This email I received started out kindly enough. A person whose name I recognized, although I couldn’t quite pinpoint why, wrote “I just finished reading your article (Avian flu now confirmed in all North American flyways), and it's quite informative. Thank you for sharing this information.”
But then the third sentence came, offering a comment from the group Compassion in World Farming, which seeks to end all commercial-scale animal agriculture, or as it likes to call it “factory farming.”
Then the statement, from Ben Williamson, U.S. executive director of the organization, started to read: “Intensive poultry farms provide the optimum conditions for the spread of bird flu. …”

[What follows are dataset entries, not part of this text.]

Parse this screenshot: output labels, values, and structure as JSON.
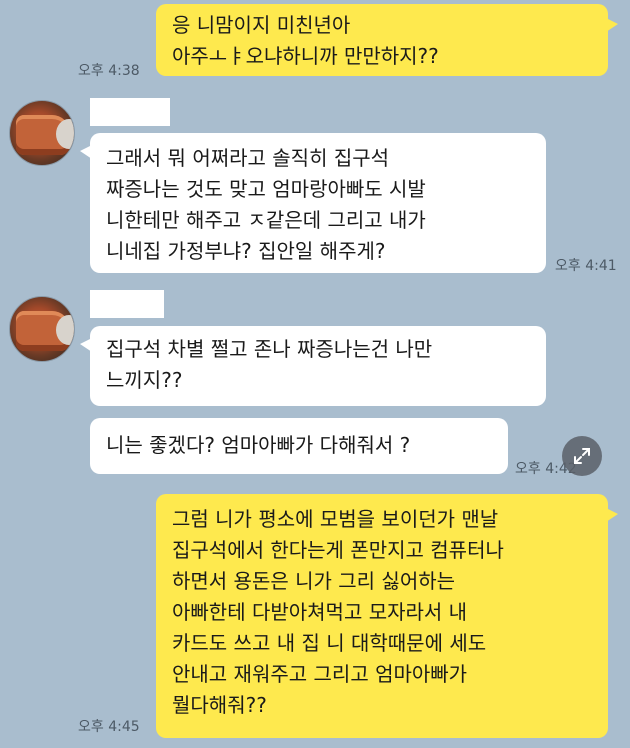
{
  "messages": [
    {
      "sender": "me",
      "text": "응 니맘이지 미친년아\n아주ㅗㅑ오냐하니까 만만하지??",
      "time": "오후 4:38"
    },
    {
      "sender": "other",
      "text": "그래서 뭐 어쩌라고 솔직히 집구석\n짜증나는 것도 맞고 엄마랑아빠도 시발\n니한테만 해주고 ㅈ같은데 그리고 내가\n니네집 가정부냐? 집안일 해주게?",
      "time": "오후 4:41"
    },
    {
      "sender": "other",
      "text": "집구석 차별 쩔고 존나 짜증나는건 나만\n느끼지??"
    },
    {
      "sender": "other",
      "text": "니는 좋겠다? 엄마아빠가 다해줘서 ?",
      "time": "오후 4:42"
    },
    {
      "sender": "me",
      "text": "그럼 니가 평소에 모범을 보이던가 맨날\n집구석에서 한다는게 폰만지고 컴퓨터나\n하면서 용돈은 니가 그리 싫어하는\n아빠한테 다받아쳐먹고 모자라서 내\n카드도 쓰고 내 집 니 대학때문에 세도\n안내고 재워주고 그리고 엄마아빠가\n뭘다해줘??",
      "time": "오후 4:45"
    }
  ],
  "icons": {
    "avatar": "profile-photo",
    "expand": "expand-arrows-icon"
  },
  "colors": {
    "background": "#a9bdce",
    "my_bubble": "#fee94e",
    "their_bubble": "#ffffff"
  }
}
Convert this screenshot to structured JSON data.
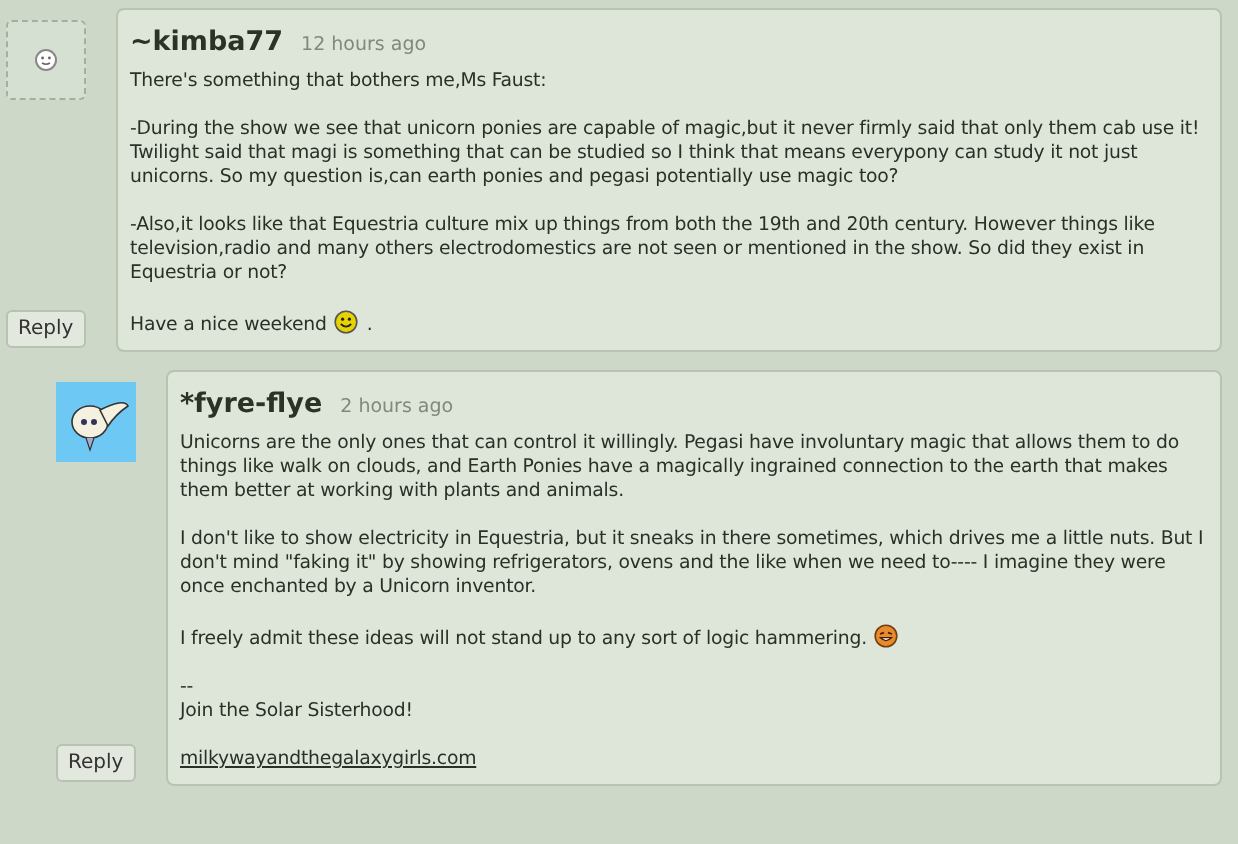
{
  "comments": [
    {
      "username": "~kimba77",
      "time": "12 hours ago",
      "avatar": {
        "kind": "placeholder"
      },
      "indented": false,
      "reply": "Reply",
      "paragraphs": [
        {
          "kind": "text",
          "text": "There's something that bothers me,Ms Faust:"
        },
        {
          "kind": "text",
          "text": "-During the show we see that unicorn ponies are capable of magic,but it never firmly said that only them cab use it! Twilight said that magi is something that can be studied so I think that means everypony can study it not just unicorns. So my question is,can earth ponies and pegasi potentially use magic too?"
        },
        {
          "kind": "text",
          "text": "-Also,it looks like that Equestria culture mix up things from both the 19th and 20th century. However things like television,radio and many others electrodomestics are not seen or mentioned in the show. So did they exist in Equestria or not?"
        },
        {
          "kind": "text",
          "text": "Have a nice weekend",
          "emoticon": {
            "kind": "smile"
          },
          "text_after": "."
        }
      ]
    },
    {
      "username": "*fyre-flye",
      "time": "2 hours ago",
      "avatar": {
        "kind": "picture"
      },
      "indented": true,
      "reply": "Reply",
      "paragraphs": [
        {
          "kind": "text",
          "text": "Unicorns are the only ones that can control it willingly. Pegasi have involuntary magic that allows them to do things like walk on clouds, and Earth Ponies have a magically ingrained connection to the earth that makes them better at working with plants and animals."
        },
        {
          "kind": "text",
          "text": "I don't like to show electricity in Equestria, but it sneaks in there sometimes, which drives me a little nuts. But I don't mind \"faking it\" by showing refrigerators, ovens and the like when we need to---- I imagine they were once enchanted by a Unicorn inventor."
        },
        {
          "kind": "text",
          "text": "I freely admit these ideas will not stand up to any sort of logic hammering.",
          "emoticon": {
            "kind": "grin"
          }
        },
        {
          "kind": "lines",
          "lines": [
            "--",
            "Join the Solar Sisterhood!"
          ]
        },
        {
          "kind": "link",
          "text": "milkywayandthegalaxygirls.com"
        }
      ]
    }
  ]
}
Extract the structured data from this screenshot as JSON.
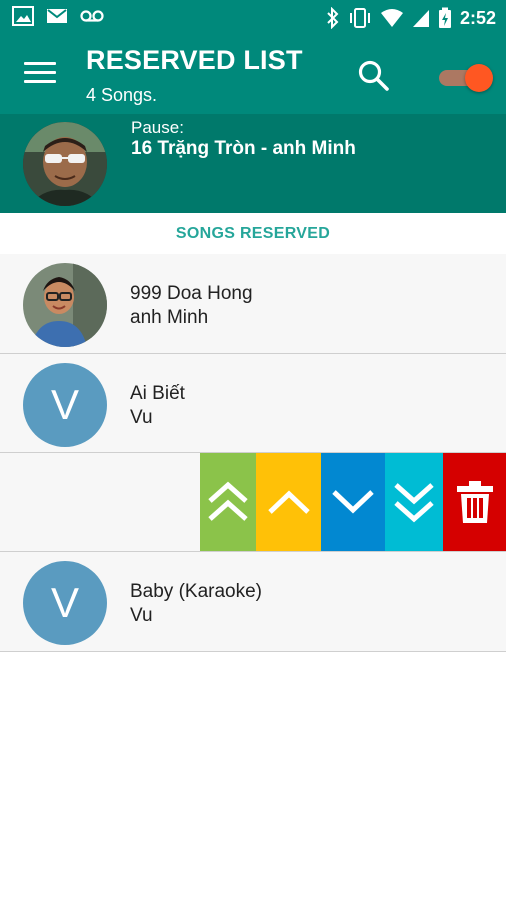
{
  "status_bar": {
    "time": "2:52",
    "left_icons": [
      "image-icon",
      "email-icon",
      "voicemail-icon"
    ],
    "right_icons": [
      "bluetooth-icon",
      "vibrate-icon",
      "wifi-icon",
      "signal-icon",
      "battery-charging-icon"
    ]
  },
  "app_bar": {
    "title": "RESERVED LIST",
    "subtitle": "4 Songs.",
    "menu_icon": "menu-icon",
    "search_icon": "search-icon",
    "toggle_on": true,
    "color": "#00897b"
  },
  "now_playing": {
    "label": "Pause:",
    "song": "16 Trặng Tròn - anh Minh",
    "color": "#00796b"
  },
  "section": {
    "header": "SONGS RESERVED"
  },
  "songs": [
    {
      "title": "999 Doa Hong",
      "artist": "anh Minh",
      "avatar": "photo"
    },
    {
      "title": "Ai Biết",
      "artist": "Vu",
      "avatar": "V"
    },
    {
      "title": "",
      "artist": "",
      "avatar": "",
      "swiped": true
    },
    {
      "title": "Baby (Karaoke)",
      "artist": "Vu",
      "avatar": "V"
    }
  ],
  "swipe_actions": [
    {
      "name": "move-to-top",
      "icon": "double-chevron-up-icon",
      "color": "#8bc34a"
    },
    {
      "name": "move-up",
      "icon": "chevron-up-icon",
      "color": "#ffc107"
    },
    {
      "name": "move-down",
      "icon": "chevron-down-icon",
      "color": "#0288d1"
    },
    {
      "name": "move-to-bottom",
      "icon": "double-chevron-down-icon",
      "color": "#00bcd4"
    },
    {
      "name": "delete",
      "icon": "trash-icon",
      "color": "#d50000"
    }
  ]
}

OK. That’s enough of that to include in this blog post. But the long and short of it is that Williamson is essentially saying that without commercial scale poultry production, the incidence of avian influenza infections and cullings would not be so high.
Williamson’s statement reminded me of a humorous line from the old television show, “Married … with Children.” Peg Bundy, the, uhh, matriarch of the Bundy family was a lazy person and part of that laziness resulted in her frequently not having any food cooked or even in the house. Her daughter, Kelly, frustrated with the situation, said something to the effect of: “I know you say food can only lead to food poisoning, but we’re willing to take that chance.”
Of course if there are fewer chickens and turkeys, there will be fewer instances avian influenza in chickens and turkeys.
But Williamson’s comments ignore the fact that commercial poultry farms are practicing strong biosecurity measures so the farm owners and workers aren’t spreading avian influenza, and that the virus is being spread by wild migratory birds.
Smaller flocks being raised in what the group considers more welfare-friendly conditions will still run the risk of being susceptible to highly pathogenic avian influenza (HPAI) being spread by a migrating duck.
And to end poultry production altogether, which is what some animal rights groups want, is no solution at all.
We all want to see HPAI outbreaks come to an end, or at the very least, be minimized. But if Compassion in World Farming wants to help come up with a means to do that, its suggestions will need to display a more lucid and intelligent thought process. The comment submitted to me from that group, in my opinion, falls short in that capacity.
View our continuing coverage of the global avian influenza situation.